Lately I have been thinking a lot about serenity. It is the theme for this month's Women's Yoga Group and for the upcoming Serenity Sessions. In particular, I've been thinking about how I can invite more serenity into my every day.
Last Saturday I had an experience that reminded me that life is filled with choice points. When something happens, we can choose how to mindfully respond to it, versus mindlessly reacting to it.
I believe that increasing serenity in my everyday has a lot to with training myself to respond more and react less to whatever happens.
Let me tell you what happened to me last Saturday:
I got into the cab wearing a fancy dress while barefoot. The driver looked at me funny. I smiled and assured him I had two pairs of shoes in my bag-- heels for the wedding ceremony and dancing flats for the reception.
We arrived at Roger Williams Park and I felt my excitement mount as I watched well-dressed guests make their way into the building for the ceremony. I walked in hurriedly looking for the familiar faces of friends.
Except, I found none.
I asked a woman and her daughter, "Is this Lauren and Devan's wedding?" With concerned looks they both shook their heads, no.
I had been dropped off at the wrong wedding.
As it turned out there was a second wedding venue in the park that I "simply" had to walk to. I exited the building and looked around the park, deep into the fields of rolling greens and trees and saw no sign of this other site.
Worry set in.
I'm going to be late! How am I at the wrong wedding? And most concerning of all, how am I going to walk across this park? Walking barefoot would leave me exposed to stepping on something unwanted, my heels would be too unbearable for the distance, and the special soles on my dancing flats (perfectly smooth for sliding on dancing floors) would get damaged.
Worried, I began my walk having chosen to sacrifice the perfectly smooth soles of my dancing shoes. Each step I took I grew more and concerned that I was ruining just a little bit more of my sole (pun intended!).
Over 30 minutes later, I found the right wedding and luckily arriving just a few moments before the ceremony started. When the music began to play, people stood up and the gorgeous bride made her way to the altar. My attention was invited to notice the sunny blue skies-- it was a picture perfect day.
Wait a minute. Pause. It was a picture perfect day.
I had just walked for over 30 minutes across a beautiful park on a picture perfect day.
Except, I wasn't "there" for any of it.

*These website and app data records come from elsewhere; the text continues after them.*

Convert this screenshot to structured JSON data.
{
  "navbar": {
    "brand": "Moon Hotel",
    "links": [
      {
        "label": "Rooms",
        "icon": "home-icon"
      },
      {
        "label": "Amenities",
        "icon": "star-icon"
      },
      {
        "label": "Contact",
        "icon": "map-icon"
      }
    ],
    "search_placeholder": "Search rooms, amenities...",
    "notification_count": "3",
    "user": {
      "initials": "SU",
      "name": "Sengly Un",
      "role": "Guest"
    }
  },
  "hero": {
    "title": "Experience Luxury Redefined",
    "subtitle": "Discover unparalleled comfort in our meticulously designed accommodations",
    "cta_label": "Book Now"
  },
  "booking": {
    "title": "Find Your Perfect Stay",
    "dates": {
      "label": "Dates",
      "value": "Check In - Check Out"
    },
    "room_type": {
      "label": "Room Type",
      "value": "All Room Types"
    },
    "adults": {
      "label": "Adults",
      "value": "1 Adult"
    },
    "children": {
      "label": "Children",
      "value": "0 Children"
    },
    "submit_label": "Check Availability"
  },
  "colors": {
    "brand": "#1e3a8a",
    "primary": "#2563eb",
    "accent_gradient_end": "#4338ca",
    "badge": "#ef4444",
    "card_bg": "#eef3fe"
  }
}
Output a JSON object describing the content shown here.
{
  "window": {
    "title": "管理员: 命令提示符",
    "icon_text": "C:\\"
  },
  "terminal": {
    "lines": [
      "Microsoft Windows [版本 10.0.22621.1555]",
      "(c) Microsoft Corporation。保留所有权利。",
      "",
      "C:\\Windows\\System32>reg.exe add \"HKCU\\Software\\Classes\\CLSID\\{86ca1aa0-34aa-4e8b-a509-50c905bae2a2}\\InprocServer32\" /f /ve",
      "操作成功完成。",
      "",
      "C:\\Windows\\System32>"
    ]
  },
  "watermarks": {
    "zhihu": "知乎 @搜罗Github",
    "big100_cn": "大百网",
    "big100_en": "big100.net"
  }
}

Stress, anxiety, and nerves had made it so that I had just walked across a picture perfect park, on a picture perfect day, into a picture perfect wedding and until that moment I hadn't been present for any of it.
A few days after missing my walk in the part, a wise - and timely - teacher shared these words with me:
"How you see things - or don't see them - will determine how you respond to them."
We have choice points at every moment. Points at which we can mindfully choose how to see whatever presents itself in the moment. And how we see them affects how we respond to it.
I had the opportunity to choose a serene walk in the park. But instead, I missed it.
Sometimes life will drop you off at an unexpected place and you may have to figure out your way from there. No matter where you end up, remember that you have a choice. How you choose to see things, will determine your respond to the experience.
Try your best to be mindful: Be there for the walk in the park.